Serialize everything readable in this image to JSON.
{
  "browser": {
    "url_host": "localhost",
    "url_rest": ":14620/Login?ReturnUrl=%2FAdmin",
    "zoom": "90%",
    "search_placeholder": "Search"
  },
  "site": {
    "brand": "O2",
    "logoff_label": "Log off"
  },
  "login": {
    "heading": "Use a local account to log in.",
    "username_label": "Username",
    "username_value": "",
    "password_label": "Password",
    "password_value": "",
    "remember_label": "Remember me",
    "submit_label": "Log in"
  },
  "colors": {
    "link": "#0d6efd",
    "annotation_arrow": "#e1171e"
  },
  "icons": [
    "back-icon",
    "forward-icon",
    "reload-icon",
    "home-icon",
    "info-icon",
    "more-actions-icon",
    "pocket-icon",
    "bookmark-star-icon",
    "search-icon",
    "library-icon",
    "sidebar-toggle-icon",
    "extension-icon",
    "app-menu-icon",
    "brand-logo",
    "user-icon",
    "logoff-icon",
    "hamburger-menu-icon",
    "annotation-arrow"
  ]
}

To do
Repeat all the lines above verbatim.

Answer below
Serialize everything readable in this image to JSON.
{
  "browser": {
    "url_host": "localhost",
    "url_rest": ":14620/Login?ReturnUrl=%2FAdmin",
    "zoom": "90%",
    "search_placeholder": "Search"
  },
  "site": {
    "brand": "O2",
    "logoff_label": "Log off"
  },
  "login": {
    "heading": "Use a local account to log in.",
    "username_label": "Username",
    "username_value": "",
    "password_label": "Password",
    "password_value": "",
    "remember_label": "Remember me",
    "submit_label": "Log in"
  },
  "colors": {
    "link": "#0d6efd",
    "annotation_arrow": "#e1171e"
  },
  "icons": [
    "back-icon",
    "forward-icon",
    "reload-icon",
    "home-icon",
    "info-icon",
    "more-actions-icon",
    "pocket-icon",
    "bookmark-star-icon",
    "search-icon",
    "library-icon",
    "sidebar-toggle-icon",
    "extension-icon",
    "app-menu-icon",
    "brand-logo",
    "user-icon",
    "logoff-icon",
    "hamburger-menu-icon",
    "annotation-arrow"
  ]
}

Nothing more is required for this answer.